GIVEN RECORDS:
★ ★ ★ ★ ★
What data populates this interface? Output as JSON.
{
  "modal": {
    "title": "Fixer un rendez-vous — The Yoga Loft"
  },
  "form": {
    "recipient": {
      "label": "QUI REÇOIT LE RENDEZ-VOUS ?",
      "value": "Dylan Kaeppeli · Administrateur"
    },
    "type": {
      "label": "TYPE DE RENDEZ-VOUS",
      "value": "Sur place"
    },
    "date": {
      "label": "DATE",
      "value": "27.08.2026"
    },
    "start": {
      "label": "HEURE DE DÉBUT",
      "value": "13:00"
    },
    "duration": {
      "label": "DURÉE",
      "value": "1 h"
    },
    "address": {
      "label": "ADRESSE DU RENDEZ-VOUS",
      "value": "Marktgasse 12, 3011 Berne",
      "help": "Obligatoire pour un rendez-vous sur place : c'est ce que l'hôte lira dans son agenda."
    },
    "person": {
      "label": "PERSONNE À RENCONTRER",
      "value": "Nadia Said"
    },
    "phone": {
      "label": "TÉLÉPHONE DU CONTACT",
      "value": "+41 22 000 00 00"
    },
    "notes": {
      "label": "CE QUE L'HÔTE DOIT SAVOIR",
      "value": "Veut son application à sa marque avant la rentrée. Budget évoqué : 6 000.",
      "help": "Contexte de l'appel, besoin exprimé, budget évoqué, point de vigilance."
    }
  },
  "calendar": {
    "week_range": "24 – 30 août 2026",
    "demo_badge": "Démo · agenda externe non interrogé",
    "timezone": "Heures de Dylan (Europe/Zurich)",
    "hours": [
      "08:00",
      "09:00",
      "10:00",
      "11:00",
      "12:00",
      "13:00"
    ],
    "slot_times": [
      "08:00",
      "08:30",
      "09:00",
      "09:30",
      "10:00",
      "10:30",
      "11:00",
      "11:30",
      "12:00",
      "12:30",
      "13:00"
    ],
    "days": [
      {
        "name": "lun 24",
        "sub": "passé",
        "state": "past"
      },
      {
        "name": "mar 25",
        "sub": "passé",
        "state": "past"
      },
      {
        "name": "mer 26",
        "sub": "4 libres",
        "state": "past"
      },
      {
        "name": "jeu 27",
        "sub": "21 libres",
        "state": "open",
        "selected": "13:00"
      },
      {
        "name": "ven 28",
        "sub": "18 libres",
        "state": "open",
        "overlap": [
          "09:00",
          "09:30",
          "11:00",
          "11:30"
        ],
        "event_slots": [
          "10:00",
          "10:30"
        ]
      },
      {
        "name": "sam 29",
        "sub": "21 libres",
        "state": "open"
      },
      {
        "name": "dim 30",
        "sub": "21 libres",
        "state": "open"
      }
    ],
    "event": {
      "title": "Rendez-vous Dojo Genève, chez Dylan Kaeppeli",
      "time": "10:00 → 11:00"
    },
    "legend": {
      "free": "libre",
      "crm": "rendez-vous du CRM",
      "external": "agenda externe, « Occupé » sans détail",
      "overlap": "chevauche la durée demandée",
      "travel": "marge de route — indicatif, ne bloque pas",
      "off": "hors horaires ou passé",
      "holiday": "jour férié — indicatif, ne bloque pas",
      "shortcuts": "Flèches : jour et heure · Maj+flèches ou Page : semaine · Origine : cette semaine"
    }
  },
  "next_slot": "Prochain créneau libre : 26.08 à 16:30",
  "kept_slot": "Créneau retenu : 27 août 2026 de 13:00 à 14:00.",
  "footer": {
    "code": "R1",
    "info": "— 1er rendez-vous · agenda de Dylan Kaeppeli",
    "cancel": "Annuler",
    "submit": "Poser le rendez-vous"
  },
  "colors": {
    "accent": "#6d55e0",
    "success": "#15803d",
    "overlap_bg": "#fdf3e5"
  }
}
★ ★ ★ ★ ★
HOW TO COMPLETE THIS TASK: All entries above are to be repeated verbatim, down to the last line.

EXERCISE RESPONSE:
What data populates this interface? Output as JSON.
{
  "modal": {
    "title": "Fixer un rendez-vous — The Yoga Loft"
  },
  "form": {
    "recipient": {
      "label": "QUI REÇOIT LE RENDEZ-VOUS ?",
      "value": "Dylan Kaeppeli · Administrateur"
    },
    "type": {
      "label": "TYPE DE RENDEZ-VOUS",
      "value": "Sur place"
    },
    "date": {
      "label": "DATE",
      "value": "27.08.2026"
    },
    "start": {
      "label": "HEURE DE DÉBUT",
      "value": "13:00"
    },
    "duration": {
      "label": "DURÉE",
      "value": "1 h"
    },
    "address": {
      "label": "ADRESSE DU RENDEZ-VOUS",
      "value": "Marktgasse 12, 3011 Berne",
      "help": "Obligatoire pour un rendez-vous sur place : c'est ce que l'hôte lira dans son agenda."
    },
    "person": {
      "label": "PERSONNE À RENCONTRER",
      "value": "Nadia Said"
    },
    "phone": {
      "label": "TÉLÉPHONE DU CONTACT",
      "value": "+41 22 000 00 00"
    },
    "notes": {
      "label": "CE QUE L'HÔTE DOIT SAVOIR",
      "value": "Veut son application à sa marque avant la rentrée. Budget évoqué : 6 000.",
      "help": "Contexte de l'appel, besoin exprimé, budget évoqué, point de vigilance."
    }
  },
  "calendar": {
    "week_range": "24 – 30 août 2026",
    "demo_badge": "Démo · agenda externe non interrogé",
    "timezone": "Heures de Dylan (Europe/Zurich)",
    "hours": [
      "08:00",
      "09:00",
      "10:00",
      "11:00",
      "12:00",
      "13:00"
    ],
    "slot_times": [
      "08:00",
      "08:30",
      "09:00",
      "09:30",
      "10:00",
      "10:30",
      "11:00",
      "11:30",
      "12:00",
      "12:30",
      "13:00"
    ],
    "days": [
      {
        "name": "lun 24",
        "sub": "passé",
        "state": "past"
      },
      {
        "name": "mar 25",
        "sub": "passé",
        "state": "past"
      },
      {
        "name": "mer 26",
        "sub": "4 libres",
        "state": "past"
      },
      {
        "name": "jeu 27",
        "sub": "21 libres",
        "state": "open",
        "selected": "13:00"
      },
      {
        "name": "ven 28",
        "sub": "18 libres",
        "state": "open",
        "overlap": [
          "09:00",
          "09:30",
          "11:00",
          "11:30"
        ],
        "event_slots": [
          "10:00",
          "10:30"
        ]
      },
      {
        "name": "sam 29",
        "sub": "21 libres",
        "state": "open"
      },
      {
        "name": "dim 30",
        "sub": "21 libres",
        "state": "open"
      }
    ],
    "event": {
      "title": "Rendez-vous Dojo Genève, chez Dylan Kaeppeli",
      "time": "10:00 → 11:00"
    },
    "legend": {
      "free": "libre",
      "crm": "rendez-vous du CRM",
      "external": "agenda externe, « Occupé » sans détail",
      "overlap": "chevauche la durée demandée",
      "travel": "marge de route — indicatif, ne bloque pas",
      "off": "hors horaires ou passé",
      "holiday": "jour férié — indicatif, ne bloque pas",
      "shortcuts": "Flèches : jour et heure · Maj+flèches ou Page : semaine · Origine : cette semaine"
    }
  },
  "next_slot": "Prochain créneau libre : 26.08 à 16:30",
  "kept_slot": "Créneau retenu : 27 août 2026 de 13:00 à 14:00.",
  "footer": {
    "code": "R1",
    "info": "— 1er rendez-vous · agenda de Dylan Kaeppeli",
    "cancel": "Annuler",
    "submit": "Poser le rendez-vous"
  },
  "colors": {
    "accent": "#6d55e0",
    "success": "#15803d",
    "overlap_bg": "#fdf3e5"
  }
}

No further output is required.